playfield due to the super-fast risetime of the LEDs, and I could see
this too. Overall cost of this project was about $20.
A comparison of a conventional #44 bulb (left), and the LED.
Its extended length made it very difficult to install.
One problem I found is
that the LEDs
are longer from center tip to bayonet pins as shown above.
made them extremely difficult to twist into their sockets, and I even
destroyed one LED by twisting its lens off from its base.
Initially, I used a miniature screwdriver to help push the bayonet pin
into its detent, but this did not work very well. In the end,
decided to file the tip down, and sometimes had to file it near to the
insulator before the LED would fit. However, I am very
with the overall look, and felt it was worth doing this.
I decided to give playfield
renovation a try. See here
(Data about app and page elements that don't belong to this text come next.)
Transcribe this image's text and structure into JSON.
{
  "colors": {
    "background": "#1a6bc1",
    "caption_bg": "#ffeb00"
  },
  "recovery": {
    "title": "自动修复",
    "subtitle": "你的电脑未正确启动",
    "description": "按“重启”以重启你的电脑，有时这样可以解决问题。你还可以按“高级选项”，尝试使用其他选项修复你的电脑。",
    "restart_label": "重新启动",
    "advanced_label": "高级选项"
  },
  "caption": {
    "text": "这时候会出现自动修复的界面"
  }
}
NASA Luminaries and this pinball machine.
On September 19, 2005, Gene
came to speak to us. He was flight director on many famous
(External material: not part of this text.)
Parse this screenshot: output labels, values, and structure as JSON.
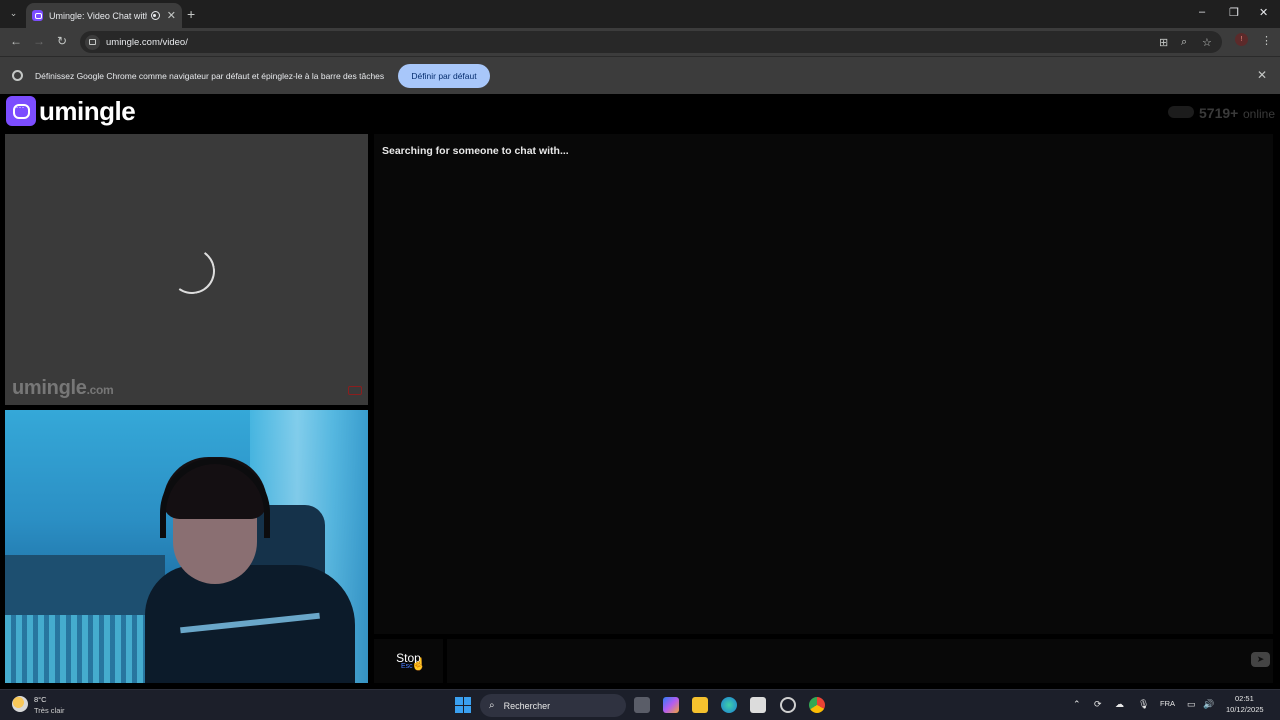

Missions, including Apollo 13. He was also the Mission
Director for the First Servicing Mission to the Hubble Space
Telescope. I took this opportunity to get his autograph on
Meeting Gene Kranz. It was a thrill to meet one of the greats
the space industry. He graciously autographed some of the
On 11/7/05, I asked Astronaut
(who visits with us at
Hubble very often) to autograph some playfield plastics. He
performed several Shuttle spacewalks to repair Hubble
Photo of Dr. John Grunsfeld (on right) after the fifth day of
Hubble during STS-109 (3/8/02).
On 1/31/06, Astronaut
was gracious enough to autograph one of the
slingshot plastics. He also serviced the Hubble during
We were visited by Mr. Guenter Wendt, who was pad leader
Mercury, Gemini, Apollo and early Shuttle days. His book "The
Unbroken Chain" tells the story of the space program from the point of
view of the many thousands of engineers, technicians and scientists who
worked on the space program. He appeared in the movie Apollo
Mr. Wendt autographing one of the slingshot plastics.
In the foreground is a copy of his book : "The unbroken chain".
The crew of STS-125
Plastic over the ball lock signed by the crew of STS-125.
Top picture is of John Grunsfeld (left), and Scott Altman (right).
John is the lead EVA spacewalker, and Scott is the Commander.
Topper with the signatures of the crew of STS-125, the SM-4
Servicing Mission to Hubble.
The crew signed the header at an Orioles game with the entire Hubble
team. Top row: Mike "Bueno" Good, Mike "Mass" Massimino,
Bottom row: John Grunsfeld, Scott "Scooter" Altman,
Greg " Ray Jay" Johson, and Drew Fuestel.
In June 2014, Joe George met Barry Oursler, the designer of Space
with whom I had previously corresponded about the history of the pin.
Joe was kind enough to have a plastic autographed and is now on the
This backpainted mod to the playfield glass from Larry Hodgson is a
very nice idea. Note the Space Shuttle toy exhaust plume.
I would have
probably not have covered the outlanes so much (May 2019).